The risks posed by fanatical ideology are chilling
18 Mar 2019
Flowers at a memorial site.
I am deeply saddened by the alarming rise in killings in religious places. The sanctity of places of worship is shattered repeatedly. And though the world today is strongly united against the scourge of terrorism, the dangers posed by fanatic ideology and extremism are chilling.
The mass shooting at two Christchurch mosques in New Zealand, which left a number of innocent worshippers dead and several others injured, is a grim reminder that such acts of violence are not restricted to any region or religion.

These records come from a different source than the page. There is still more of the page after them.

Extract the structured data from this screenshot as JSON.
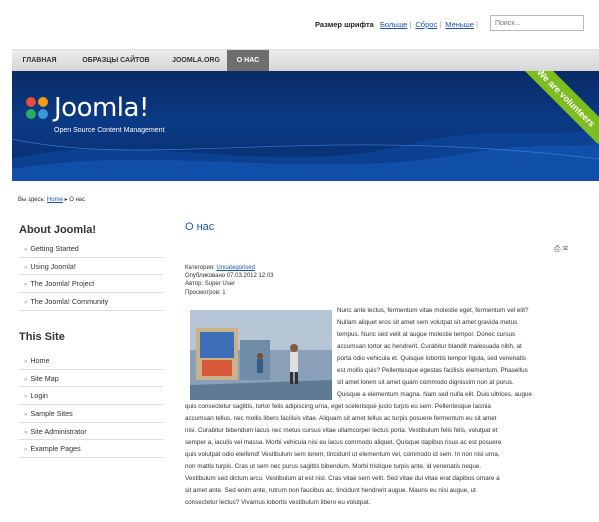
{
  "topbar": {
    "font_size_label": "Размер шрифта",
    "bigger": "Больше",
    "reset": "Сброс",
    "smaller": "Меньше",
    "search_placeholder": "Поиск..."
  },
  "nav": {
    "items": [
      {
        "label": "ГЛАВНАЯ"
      },
      {
        "label": "ОБРАЗЦЫ САЙТОВ"
      },
      {
        "label": "JOOMLA.ORG"
      },
      {
        "label": "О НАС"
      }
    ],
    "active_index": 3
  },
  "header": {
    "logo_text": "Joomla!",
    "tagline": "Open Source Content Management",
    "ribbon": "We are volunteers"
  },
  "breadcrumb": {
    "prefix": "Вы здесь:",
    "home": "Home",
    "arrow": "▸",
    "current": "О нас"
  },
  "sidebar": {
    "about": {
      "title": "About Joomla!",
      "items": [
        "Getting Started",
        "Using Joomla!",
        "The Joomla! Project",
        "The Joomla! Community"
      ]
    },
    "site": {
      "title": "This Site",
      "items": [
        "Home",
        "Site Map",
        "Login",
        "Sample Sites",
        "Site Administrator",
        "Example Pages"
      ]
    }
  },
  "article": {
    "title": "О нас",
    "category_label": "Категория:",
    "category": "Uncategorised",
    "published": "Опубликовано 07.03.2012 12:03",
    "author": "Автор: Super User",
    "hits": "Просмотров: 1",
    "right_lines": [
      "Nunc ante lectus, fermentum vitae molestie eget, fermentum vel elit?",
      "Nullam aliquet eros sit amet sem volutpat sit amet gravida metus",
      "tempus. Nunc sed velit at augue molestie tempor. Donec cursus",
      "accumsan tortor ac hendrerit. Curabitur blandit malesuada nibh, at",
      "porta odio vehicula et. Quisque lobortis tempor ligula, sed venenatis",
      "est mollis quis? Pellentesque egestas facilisis elementum. Phasellus",
      "sit amet lorem sit amet quam commodo dignissim non at purus.",
      "Quisque a elementum magna. Nam sed nulla elit. Duis ultrices, augue"
    ],
    "full_lines": [
      "quis consectetur sagittis, tortor felis adipiscing urna, eget scelerisque justo turpis eu sem. Pellentesque lacinia",
      "accumsan tellus, nec mollis libero facilisis vitae. Aliquam sit amet tellus ac turpis posuere fermentum eu sit amet",
      "nisi. Curabitur bibendum lacus nec metus cursus vitae ullamcorper lectus porta. Vestibulum felis felis, volutpat et",
      "semper a, iaculis vel massa. Morbi vehicula nisi eu lacus commodo aliquet. Quisque dapibus risus ac est posuere",
      "quis volutpat odio eleifend! Vestibulum sem lorem, tincidunt ut elementum vel, commodo id sem. In non nisi urna,",
      "non mattis turpis. Cras ut sem nec purus sagittis bibendum. Morbi tristique turpis ante, id venenatis neque.",
      "Vestibulum sed dictum arcu. Vestibulum at est nisl. Cras vitae sem velit. Sed vitae dui vitae erat dapibus ornare a",
      "sit amet ante. Sed enim ante, rutrum non faucibus ac, tincidunt hendrerit augue. Mauris eu nisi augue, ut",
      "consectetur lectus? Vivamus lobortis vestibulum libero eu volutpat."
    ]
  },
  "colors": {
    "link": "#1b57b1",
    "header_bg": "#0b3a85",
    "ribbon": "#7dbd1f",
    "nav_active": "#6e6e6e"
  }
}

There are multiple reports highlighting that the internet could be one of the potent sources used by the perpetrators of such crimes to terrorise people and inspire others to violent ideals.
It may be true in this case, but racism, Islamophobia and anti-immigrant sentiment are on the rise.

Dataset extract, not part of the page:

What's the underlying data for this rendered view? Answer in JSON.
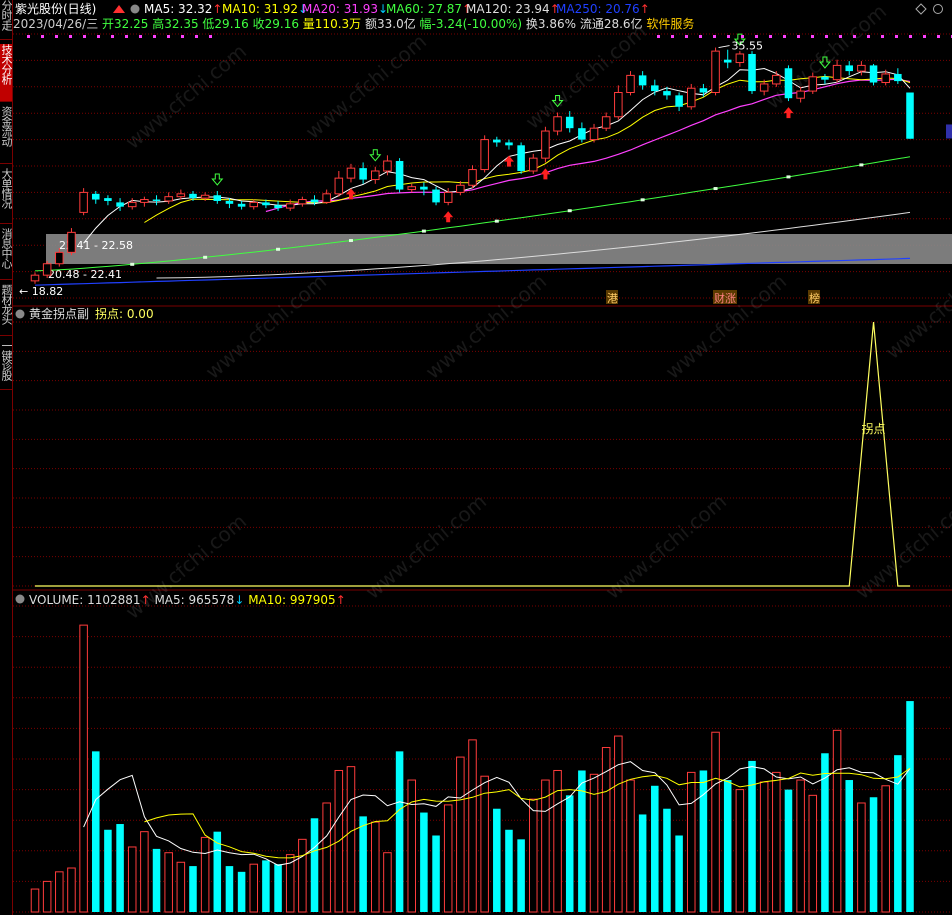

The time has come to get radical, in a good way, in tackling the curse of terrorism.
New Zealand Prime Minister Jacinda Ardern showed a powerful way forward. She stood by the immigrants and the grieving families. What touched me most is her statement in the aftermath of the tragedy.
She divided the chaff from the wheat. “They (immigrants) have chosen to make this their home. They are us. The person who perpetrated this is not us.”
Yes, they are not us. They can never be us. World condemnation of the act has made it amply clear that terrorists have no safe place for them on earth. When it’s ‘them’ versus ‘us’, victory belongs to us.